experience the power of finally having a witness to their terrible
experiences, especially one with a sound soul. Neuroscience research
has found a particular kind of neuron called mirror neuron
. In simplistic terms it
means that the emotional states and actions of one person can influence
the emotional and learning states of another. A calm soul has healing
power; empathy has healing power.
Trauma, Emotions and the Hero's Journey
It takes enormous courage to embark on a therapeutic
journey that attempts to uncover the shaking soul. Human beings are
resourceful and most people who have been traumatized adapt and manage
life quite well. I, like many of my colleagues, prepare my clients to
the possibility that first they might feel worse rather than better. A
book that I found enormously helpful for this part of the journey, as
well as for any time we are struggling with uncomfortable emotions, is
James Hollis' "Swamplands of the Soul"
(published 1996). Hollis stresses
the need for us to embrace the most difficult emotional states as
pathfinders to the soul.
Other Therapeutic Models to Address Trauma
We have come a long way in treating trauma, from
hypnotherapy, EMDR (Eye Movement Desensitization and Reprocessing), EFT
(Emotional Freedom Technique), and other somatic therapies to long-term
therapy.
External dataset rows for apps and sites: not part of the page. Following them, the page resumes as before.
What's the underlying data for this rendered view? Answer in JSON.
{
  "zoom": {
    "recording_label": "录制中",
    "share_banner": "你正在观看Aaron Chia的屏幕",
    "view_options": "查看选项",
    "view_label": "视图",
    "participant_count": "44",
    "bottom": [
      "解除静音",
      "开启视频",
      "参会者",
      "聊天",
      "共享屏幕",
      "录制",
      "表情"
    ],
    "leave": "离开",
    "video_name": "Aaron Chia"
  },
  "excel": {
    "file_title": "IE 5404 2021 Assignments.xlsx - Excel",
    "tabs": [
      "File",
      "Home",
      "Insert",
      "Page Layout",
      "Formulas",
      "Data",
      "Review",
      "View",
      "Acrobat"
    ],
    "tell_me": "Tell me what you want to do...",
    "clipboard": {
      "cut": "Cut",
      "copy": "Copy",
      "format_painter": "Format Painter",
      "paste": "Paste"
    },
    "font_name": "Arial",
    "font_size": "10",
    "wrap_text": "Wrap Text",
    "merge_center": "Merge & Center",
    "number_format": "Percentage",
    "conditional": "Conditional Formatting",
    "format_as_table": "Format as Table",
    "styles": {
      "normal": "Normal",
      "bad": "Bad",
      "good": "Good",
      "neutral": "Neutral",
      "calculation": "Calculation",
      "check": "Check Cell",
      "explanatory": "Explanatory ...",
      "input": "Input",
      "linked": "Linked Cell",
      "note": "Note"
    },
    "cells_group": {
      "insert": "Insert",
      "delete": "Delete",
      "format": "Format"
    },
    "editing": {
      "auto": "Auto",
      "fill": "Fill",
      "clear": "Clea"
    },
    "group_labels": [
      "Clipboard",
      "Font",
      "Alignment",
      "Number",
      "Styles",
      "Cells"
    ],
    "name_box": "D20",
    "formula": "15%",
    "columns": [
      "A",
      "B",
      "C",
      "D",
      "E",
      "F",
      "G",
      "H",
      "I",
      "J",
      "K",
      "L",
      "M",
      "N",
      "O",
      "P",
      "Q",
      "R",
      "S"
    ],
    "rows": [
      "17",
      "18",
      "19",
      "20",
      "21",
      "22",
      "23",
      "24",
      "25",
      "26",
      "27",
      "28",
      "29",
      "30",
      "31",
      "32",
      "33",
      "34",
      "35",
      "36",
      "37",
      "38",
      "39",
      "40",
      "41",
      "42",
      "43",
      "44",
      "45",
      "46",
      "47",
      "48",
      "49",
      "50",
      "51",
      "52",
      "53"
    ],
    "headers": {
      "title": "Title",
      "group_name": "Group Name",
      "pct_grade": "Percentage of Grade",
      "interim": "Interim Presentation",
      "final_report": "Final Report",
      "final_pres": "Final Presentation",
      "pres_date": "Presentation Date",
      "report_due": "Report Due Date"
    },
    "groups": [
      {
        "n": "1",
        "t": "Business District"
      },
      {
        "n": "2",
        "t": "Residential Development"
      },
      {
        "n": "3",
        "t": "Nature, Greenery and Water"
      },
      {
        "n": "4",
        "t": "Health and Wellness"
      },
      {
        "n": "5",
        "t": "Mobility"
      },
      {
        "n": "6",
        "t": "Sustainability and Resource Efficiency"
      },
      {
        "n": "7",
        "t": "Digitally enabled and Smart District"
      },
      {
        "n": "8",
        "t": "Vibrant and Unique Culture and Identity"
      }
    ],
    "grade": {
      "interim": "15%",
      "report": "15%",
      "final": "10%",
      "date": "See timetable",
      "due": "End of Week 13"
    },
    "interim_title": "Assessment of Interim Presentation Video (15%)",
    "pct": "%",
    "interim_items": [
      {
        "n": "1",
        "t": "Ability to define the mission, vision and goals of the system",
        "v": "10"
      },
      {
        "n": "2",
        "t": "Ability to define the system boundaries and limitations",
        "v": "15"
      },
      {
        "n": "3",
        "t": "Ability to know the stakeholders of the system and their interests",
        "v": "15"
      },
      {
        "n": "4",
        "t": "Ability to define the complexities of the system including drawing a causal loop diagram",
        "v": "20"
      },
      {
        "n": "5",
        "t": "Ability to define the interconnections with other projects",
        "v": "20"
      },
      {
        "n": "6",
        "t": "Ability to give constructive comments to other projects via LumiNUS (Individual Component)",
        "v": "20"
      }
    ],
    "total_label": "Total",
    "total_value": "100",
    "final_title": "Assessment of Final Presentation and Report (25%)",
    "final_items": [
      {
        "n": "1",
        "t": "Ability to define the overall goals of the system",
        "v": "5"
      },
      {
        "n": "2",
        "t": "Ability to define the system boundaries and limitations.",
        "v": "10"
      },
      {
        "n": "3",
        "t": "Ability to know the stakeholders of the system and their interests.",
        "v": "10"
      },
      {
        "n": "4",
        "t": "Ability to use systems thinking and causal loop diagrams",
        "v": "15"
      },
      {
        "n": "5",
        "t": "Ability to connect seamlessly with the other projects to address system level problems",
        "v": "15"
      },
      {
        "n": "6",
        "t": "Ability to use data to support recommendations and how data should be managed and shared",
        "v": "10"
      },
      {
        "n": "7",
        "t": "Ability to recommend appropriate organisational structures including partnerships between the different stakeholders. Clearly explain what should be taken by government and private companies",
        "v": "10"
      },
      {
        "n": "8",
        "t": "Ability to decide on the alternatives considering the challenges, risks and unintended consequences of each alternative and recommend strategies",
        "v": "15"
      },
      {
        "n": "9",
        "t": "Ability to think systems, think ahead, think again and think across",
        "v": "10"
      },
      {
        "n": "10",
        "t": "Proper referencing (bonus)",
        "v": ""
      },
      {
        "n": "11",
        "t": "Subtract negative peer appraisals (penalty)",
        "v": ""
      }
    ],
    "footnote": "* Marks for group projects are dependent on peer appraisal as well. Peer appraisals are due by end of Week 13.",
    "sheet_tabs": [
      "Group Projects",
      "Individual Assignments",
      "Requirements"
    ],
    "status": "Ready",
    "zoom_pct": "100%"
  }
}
However, it is my experience both as therapist and client,
that unless the therapist or healer can look from deep within his or her
own vulnerability to the vulnerability of another soul, no true healing
Healing Trauma Takes Its Own Time
The soul is unmeasurable and the healing of a soul
cannot be dictated by certain goals that need to get accomplished. The
healing is accomplished through direct listening to the deep, deep voice
within. Given a safe environment, the shaking soul knows all too well
what needs to happen at any given time. With the right nourishment the
flower will unfold in its own season.